What You Should Know About The 40 Tax Bracket
Do you pay 40% tax? Even if you don’t do so now, there’s a strong chance that you will in the next few years. 2011 predictions from the Institute for Fiscal Studies suggest that up to 3.5 million more UK taxpayers will be paying 40% income tax by 2015. Is this likely to affect you?
Increasing numbers of people are now in the 40% tax bracket and so are paying 40p in every £1 they earn over a certain amount. Keep reading to find out everything you need to know about the 40% tax bracket.
Why are more people paying 40% tax?
There is one main reason that more people are paying 40% tax. As the Chancellor, George Osborne, increases the tax free allowances – the amount you can earn without paying tax – to help low earners, he has been steadily reducing the threshold for paying 40% tax. The idea is that higher earners pay more tax in order to ease the pain on people on low incomes.
Paul Johnson from the Institute of Fiscal Studies explains: “The only way of doing that in an affordable fashion is to bring more people into the higher-rate band and that actually carries on a trend which has been going for a very long time.
“It’s not so long ago that only about one in 20 taxpayers were paying the higher rate. We think that within three or four years that’s going to be one in four or one in five, so this is a very, very big change.
“In order to prevent higher-rate taxpayers from gaining, they [the Government] have reduced the point at which you start to pay higher rate tax, thereby bringing an extra three-quarters of a million people into higher rate tax.”
When you pay the 40% tax bracket
As we saw above, the point at which you start paying 40% tax in the UK has been gradually decreasing over the last few years. The basic rate of tax has been applicable to:

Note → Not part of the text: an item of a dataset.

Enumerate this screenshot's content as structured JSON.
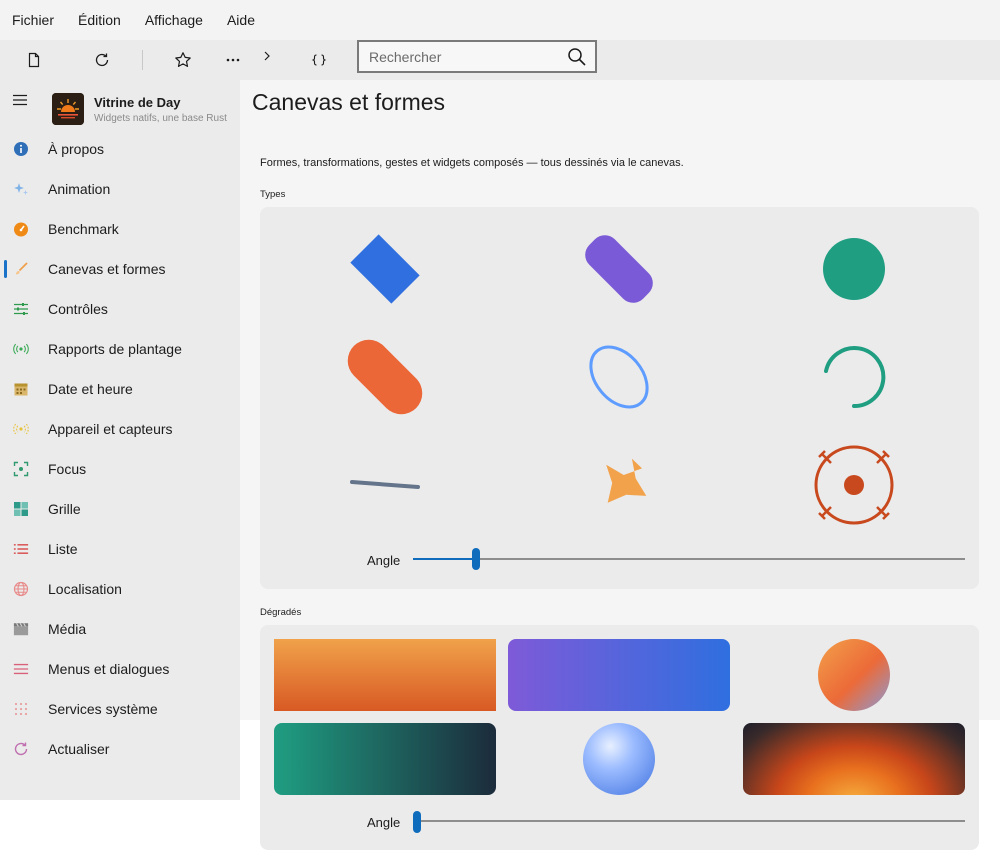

- The first £37,400 of your taxable income in tax year 2010/11
- The first £35,000 of your taxable income in tax year 2011/12
- The first £34,370 of your taxable income in tax year 2012/13
You will pay 40% tax on any taxable earnings above these amounts.
Don’t forget that your taxable income is the income left over after all your allowances and deductions have been taken into account. For example, if you’re eligible for the full basic Personal Allowance in the 2011/12 tax year (£7,475) and you earn £40,000, you won’t pay any tax at 40%. This is because your taxable income is only £32,525 – lower than the 40% tax threshold.
Remember also that you don’t pay 40% income tax on all your income if you earn more than the threshold. You pay basic rate (20%) tax on part of your earnings and 40% tax on the amount above the threshold.
For example, if you earn £50,000 and are eligible for the basic Personal Allowance in the 2012/13 tax year, your tax would be £9,884, worked out as:
- £8,105 at 0% (your Personal Allowance)
- £34,370 at 20% (basic rate) = £6,874
- £7,525 at 40% (higher rate) = £3,010
Colin - Tuesday, March 13th, 2012
In your article you have explained at what level of earnings you start paying 40% tax over the last few years. Can you let mus know what the Personal Allowance was in those years as well so we can check our tax is correct?
Tax Fix - Tuesday, March 13th, 2012
Colin – Of course!
The basic Personal Allowance was:
£6,475 in tax year 2010/11
£7,475 in tax year 2011/12
£8,105 in tax year 2012/13
paul - Tuesday, November 27th, 2012
My pay slip reads that i have earnt £38,000 this year so far. My next month wage is £6000 before tax will i have to pay 40% on my next pay????
Mike - Wednesday, December 5th, 2012
Ca n you tell me when do they make the 40% tax demend and do they take your tax free sum
Steve - Sunday, February 10th, 2013
And how is this affected if you have a company car?